The collection of articles sprung from the Audible Universe workshop in 2021, which convened astronomers and sound engineers — until then two disparate communities with a shared passion.
A Meeting Report by Chris Harrison and colleagues discusses sonification tools for enhancing scientific discovery and accessibility to astronomy research and education.
In their Q&A, Jake Noel-Storr and Michelle Willebrands interview four blind or visually impaired researchers working in astronomy research, education and outreach: Nicolas Bonne, Cheryl Fogle-Hatch, Garry Foran and Enrique Perez Montero.
The Perspective titled Sonification and sound design for astronomy research, education and public engagement by Anita Zanella and co-workers then discusses in greater detail the benefits of sound, including nearly 100 sound-based astronomy projects, in context.

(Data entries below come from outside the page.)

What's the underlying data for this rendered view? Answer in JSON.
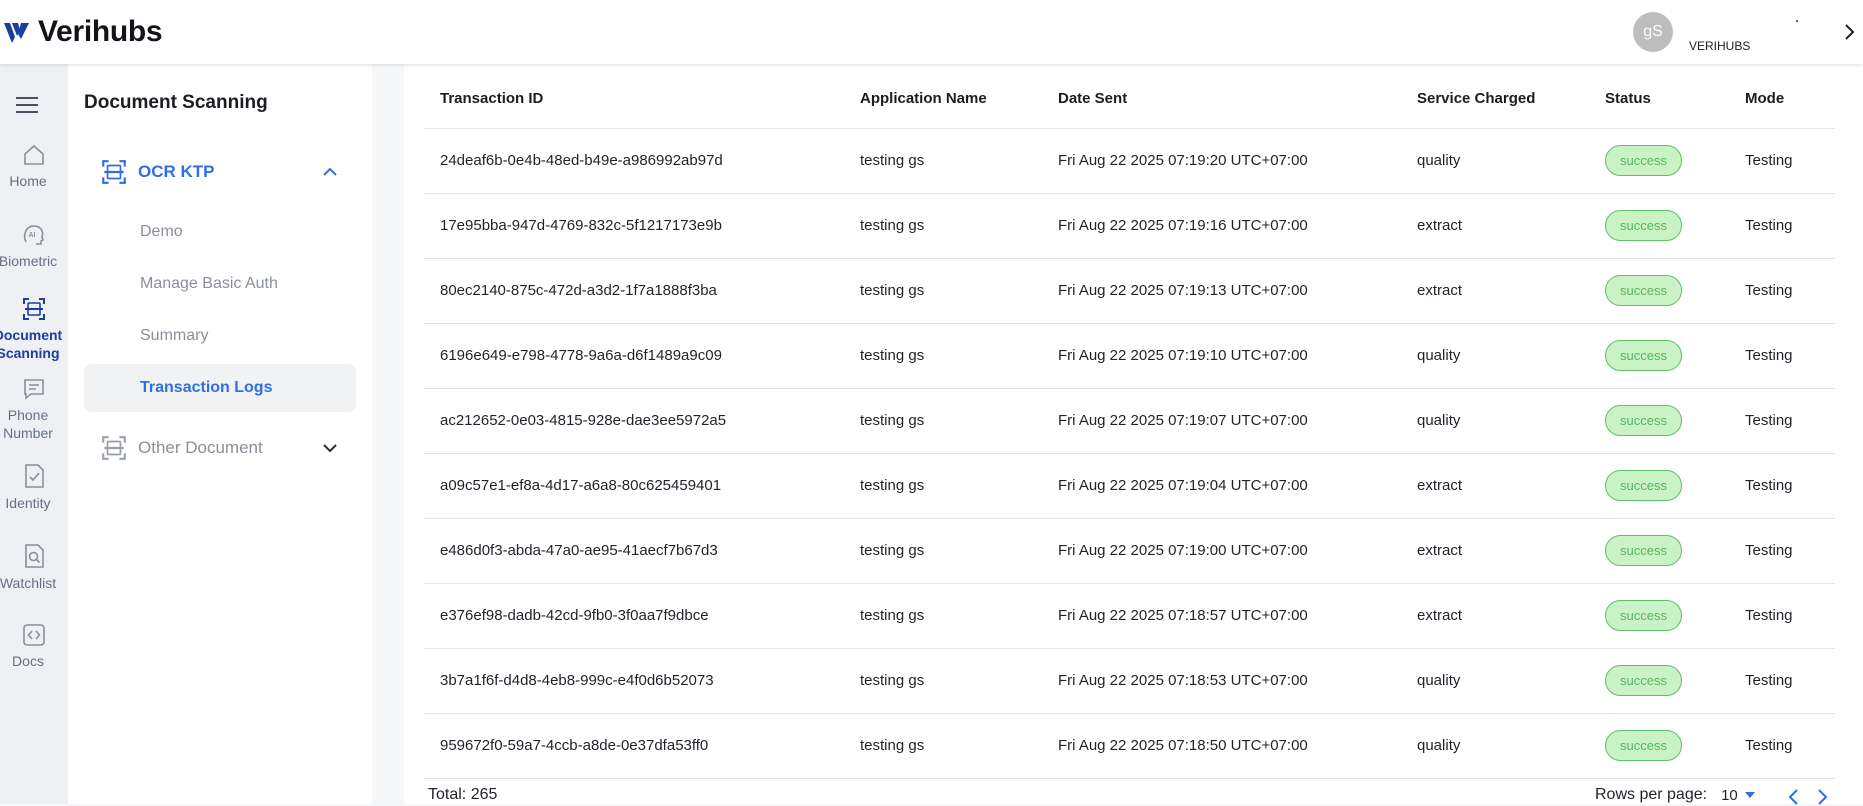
{
  "app": {
    "name": "Verihubs",
    "brand_color": "#1a3fa1"
  },
  "user": {
    "initials": "gS",
    "org": "VERIHUBS",
    "name_mark": "."
  },
  "rail": [
    {
      "label": "Home",
      "icon": "home-icon"
    },
    {
      "label": "Biometric",
      "icon": "ai-face-icon"
    },
    {
      "label": "Document Scanning",
      "icon": "document-scan-icon",
      "active": true
    },
    {
      "label": "Phone Number",
      "icon": "chat-icon"
    },
    {
      "label": "Identity",
      "icon": "document-check-icon"
    },
    {
      "label": "Watchlist",
      "icon": "document-search-icon"
    },
    {
      "label": "Docs",
      "icon": "code-icon"
    }
  ],
  "sidebar": {
    "title": "Document Scanning",
    "groups": [
      {
        "label": "OCR KTP",
        "expanded": true,
        "items": [
          "Demo",
          "Manage Basic Auth",
          "Summary",
          "Transaction Logs"
        ],
        "active_item": "Transaction Logs"
      },
      {
        "label": "Other Document",
        "expanded": false
      }
    ]
  },
  "table": {
    "columns": [
      "Transaction ID",
      "Application Name",
      "Date Sent",
      "Service Charged",
      "Status",
      "Mode"
    ],
    "rows": [
      [
        "24deaf6b-0e4b-48ed-b49e-a986992ab97d",
        "testing gs",
        "Fri Aug 22 2025 07:19:20 UTC+07:00",
        "quality",
        "success",
        "Testing"
      ],
      [
        "17e95bba-947d-4769-832c-5f1217173e9b",
        "testing gs",
        "Fri Aug 22 2025 07:19:16 UTC+07:00",
        "extract",
        "success",
        "Testing"
      ],
      [
        "80ec2140-875c-472d-a3d2-1f7a1888f3ba",
        "testing gs",
        "Fri Aug 22 2025 07:19:13 UTC+07:00",
        "extract",
        "success",
        "Testing"
      ],
      [
        "6196e649-e798-4778-9a6a-d6f1489a9c09",
        "testing gs",
        "Fri Aug 22 2025 07:19:10 UTC+07:00",
        "quality",
        "success",
        "Testing"
      ],
      [
        "ac212652-0e03-4815-928e-dae3ee5972a5",
        "testing gs",
        "Fri Aug 22 2025 07:19:07 UTC+07:00",
        "quality",
        "success",
        "Testing"
      ],
      [
        "a09c57e1-ef8a-4d17-a6a8-80c625459401",
        "testing gs",
        "Fri Aug 22 2025 07:19:04 UTC+07:00",
        "extract",
        "success",
        "Testing"
      ],
      [
        "e486d0f3-abda-47a0-ae95-41aecf7b67d3",
        "testing gs",
        "Fri Aug 22 2025 07:19:00 UTC+07:00",
        "extract",
        "success",
        "Testing"
      ],
      [
        "e376ef98-dadb-42cd-9fb0-3f0aa7f9dbce",
        "testing gs",
        "Fri Aug 22 2025 07:18:57 UTC+07:00",
        "extract",
        "success",
        "Testing"
      ],
      [
        "3b7a1f6f-d4d8-4eb8-999c-e4f0d6b52073",
        "testing gs",
        "Fri Aug 22 2025 07:18:53 UTC+07:00",
        "quality",
        "success",
        "Testing"
      ],
      [
        "959672f0-59a7-4ccb-a8de-0e37dfa53ff0",
        "testing gs",
        "Fri Aug 22 2025 07:18:50 UTC+07:00",
        "quality",
        "success",
        "Testing"
      ]
    ]
  },
  "footer": {
    "total": "Total: 265",
    "rows_per_page_label": "Rows per page:",
    "rows_per_page": "10"
  },
  "colors": {
    "accent": "#2f6fe4",
    "success_bg": "#c9f3c5",
    "success_border": "#5fbf6b",
    "success_text": "#58b461"
  }
}
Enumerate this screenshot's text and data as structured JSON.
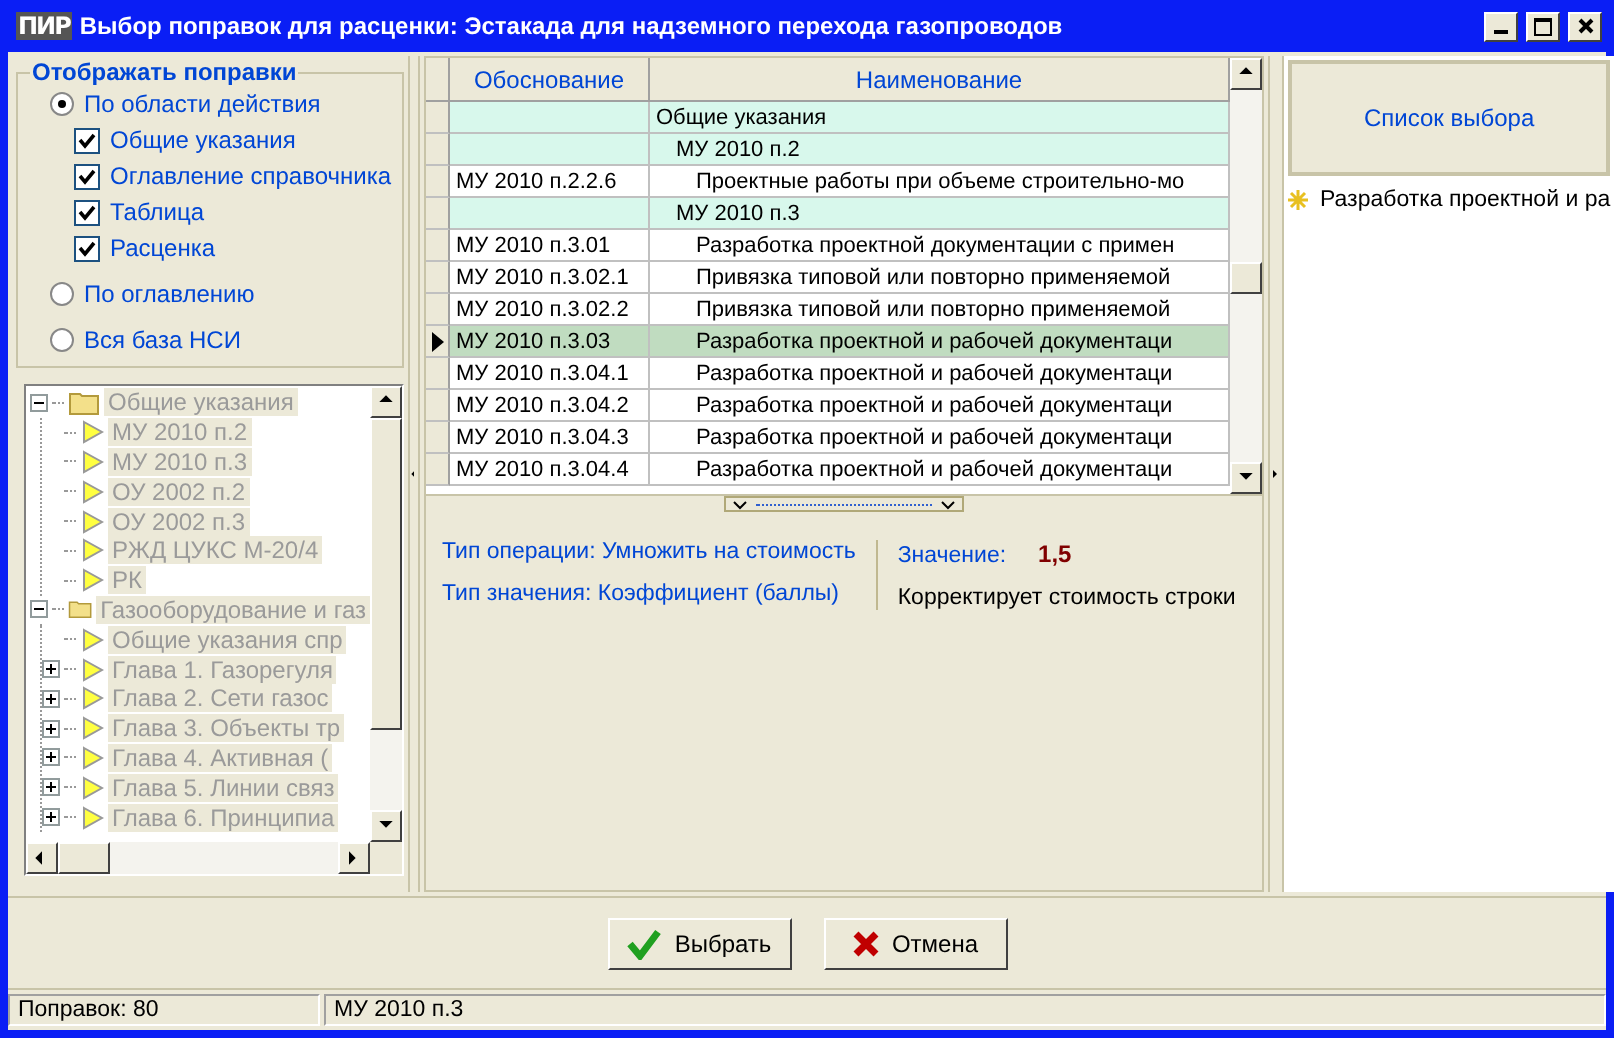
{
  "window": {
    "logo": "ПИР",
    "title": "Выбор поправок для расценки: Эстакада для надземного перехода газопроводов"
  },
  "filter": {
    "title": "Отображать поправки",
    "modes": [
      {
        "label": "По области действия",
        "selected": true,
        "checkboxes": [
          {
            "label": "Общие указания",
            "checked": true
          },
          {
            "label": "Оглавление справочника",
            "checked": true
          },
          {
            "label": "Таблица",
            "checked": true
          },
          {
            "label": "Расценка",
            "checked": true
          }
        ]
      },
      {
        "label": "По оглавлению",
        "selected": false
      },
      {
        "label": "Вся база НСИ",
        "selected": false
      }
    ]
  },
  "tree": {
    "disabled": true,
    "nodes": [
      {
        "label": "Общие указания",
        "kind": "folder",
        "expanded": true,
        "children": [
          {
            "label": "МУ 2010 п.2",
            "kind": "leaf"
          },
          {
            "label": "МУ 2010 п.3",
            "kind": "leaf"
          },
          {
            "label": "ОУ 2002 п.2",
            "kind": "leaf"
          },
          {
            "label": "ОУ 2002 п.3",
            "kind": "leaf"
          },
          {
            "label": "РЖД ЦУКС М-20/4",
            "kind": "leaf"
          },
          {
            "label": "РК",
            "kind": "leaf"
          }
        ]
      },
      {
        "label": "Газооборудование и газ",
        "kind": "folder",
        "expanded": true,
        "children": [
          {
            "label": "Общие указания спр",
            "kind": "leaf"
          },
          {
            "label": "Глава 1. Газорегуля",
            "kind": "leaf",
            "expanded": false
          },
          {
            "label": "Глава 2. Сети газос",
            "kind": "leaf",
            "expanded": false
          },
          {
            "label": "Глава 3. Объекты тр",
            "kind": "leaf",
            "expanded": false
          },
          {
            "label": "Глава 4. Активная (",
            "kind": "leaf",
            "expanded": false
          },
          {
            "label": "Глава 5. Линии связ",
            "kind": "leaf",
            "expanded": false
          },
          {
            "label": "Глава 6. Принципиа",
            "kind": "leaf",
            "expanded": false
          }
        ]
      }
    ]
  },
  "grid": {
    "columns": [
      "Обоснование",
      "Наименование"
    ],
    "rows": [
      {
        "kind": "group",
        "name": "Общие указания",
        "children": [
          {
            "kind": "group",
            "name": "МУ 2010 п.2",
            "children": [
              {
                "kind": "item",
                "code": "МУ 2010 п.2.2.6",
                "name": "Проектные работы при объеме строительно-мо",
                "selected": false
              }
            ]
          },
          {
            "kind": "group",
            "name": "МУ 2010 п.3",
            "children": [
              {
                "kind": "item",
                "code": "МУ 2010 п.3.01",
                "name": "Разработка проектной документации с примен",
                "selected": false
              },
              {
                "kind": "item",
                "code": "МУ 2010 п.3.02.1",
                "name": "Привязка типовой или повторно применяемой",
                "selected": false
              },
              {
                "kind": "item",
                "code": "МУ 2010 п.3.02.2",
                "name": "Привязка типовой или повторно применяемой",
                "selected": false
              },
              {
                "kind": "item",
                "code": "МУ 2010 п.3.03",
                "name": "Разработка проектной и рабочей документаци",
                "selected": true
              },
              {
                "kind": "item",
                "code": "МУ 2010 п.3.04.1",
                "name": "Разработка проектной и рабочей документаци",
                "selected": false
              },
              {
                "kind": "item",
                "code": "МУ 2010 п.3.04.2",
                "name": "Разработка проектной и рабочей документаци",
                "selected": false
              },
              {
                "kind": "item",
                "code": "МУ 2010 п.3.04.3",
                "name": "Разработка проектной и рабочей документаци",
                "selected": false
              },
              {
                "kind": "item",
                "code": "МУ 2010 п.3.04.4",
                "name": "Разработка проектной и рабочей документаци",
                "selected": false
              }
            ]
          }
        ]
      }
    ]
  },
  "details": {
    "operation": "Тип операции: Умножить на стоимость",
    "value_type": "Тип значения: Коэффициент (баллы)",
    "value_label": "Значение:",
    "value": "1,5",
    "description": "Корректирует стоимость строки"
  },
  "selection": {
    "title": "Список выбора",
    "items": [
      "Разработка проектной и ра"
    ]
  },
  "buttons": [
    {
      "kind": "ok",
      "label": "Выбрать"
    },
    {
      "kind": "cancel",
      "label": "Отмена"
    }
  ],
  "status_bar": [
    "Поправок: 80",
    "МУ 2010 п.3"
  ]
}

Zanella, A., Harrison, C.M., Lenzi, S. et al. Sonification and sound design for astronomy research, education and public engagement. Nat Astron 6, 1241–1248 (2022). https://doi.org/10.1038/s41550-022-01721-z
In the second Perspective article titled Sound Experts’ Perspectives on Astronomy Sonification Projects, Nicolas Misdariis leads a team of sound experts in sound perception/cognition, sound design, psychoacoustics and experimental psychology in setting out the basic elements of sonification, with its diversity of tools, applications and users, from perception to experience. Together with Sandra Pauletto I contributed to the section titled Sound Design and Sonification which describes a design oriented approach to sonic information design.
Misdariis, N., Özcan, E., Grassi, M. et al. Sound experts’ perspectives on astronomy sonification projects. Nat Astron 6, 1249–1255 (2022). https://doi.org/10.1038/s41550-022-01821-w